will require constant innovation

resistant to vancomycin and now linezolid illustrates the urgent need for novel antibiotic design strategies.

Peter Moore(pete.moore@dial.pipex.com)
Sep 5, 2001

While enterococci are always quick to devise mechanisms for developing resistance to novel antibiotics, staphylococci seem to take longer. The differential pace of the development of resistance is fortunate in that enterococci have a tendency to be less virulent than staphylococci, but it only delays the inevitable — sooner or later staphylococci catch up.

Cases of methicillin resistant Staphylococcus aureus (MRSA) first arose in the 1980s, plaguing hospital wards and more recently moving out to attack people living in the community. Latest UK statistics show a 2% increase in reports of MRSA between 1999 and 2000.

The problem did not really initially cause widespread concern because it was thought the glycopeptide vancomycin could cope. But in May 1996 this assumption came under threat with the first reported case of S. aureus resistant to vancomycin. This first patient was in Japan, and it took a couple of years before one showed...

Interested in reading more?

Become a Member of
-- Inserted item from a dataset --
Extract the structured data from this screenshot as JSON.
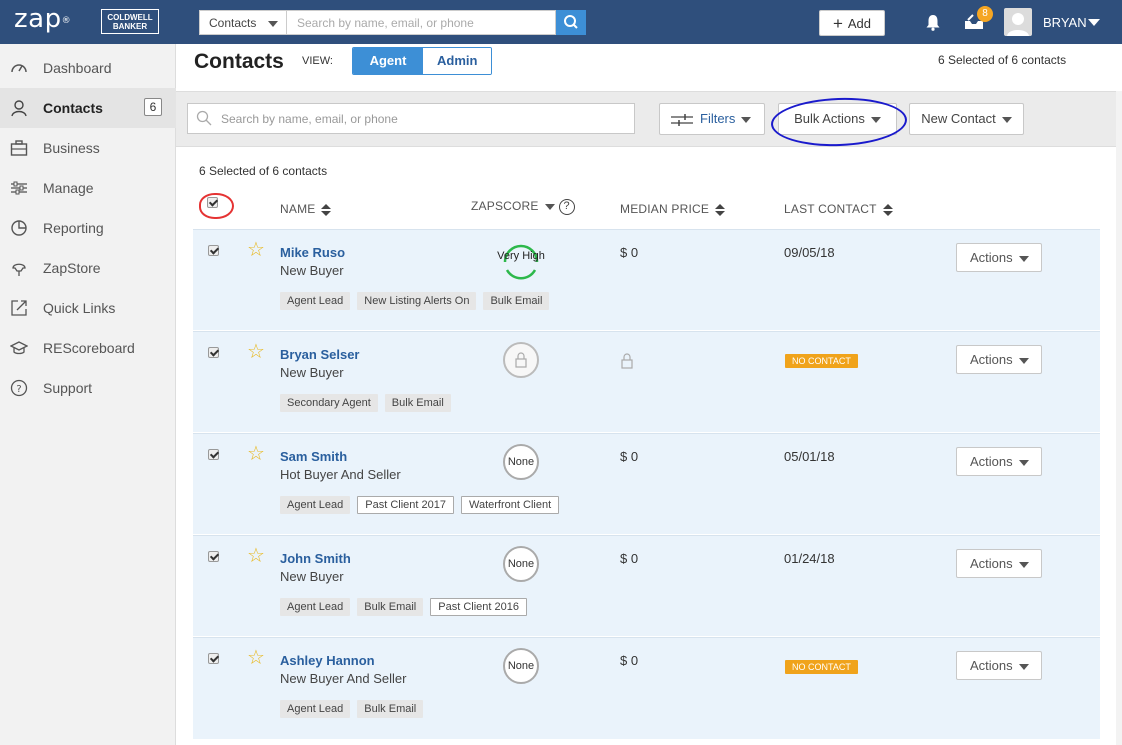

Receive full access to more than 35 years of archives, as well as TS Digest, digital editions of The Scientist, feature stories, and much more!
Already a member?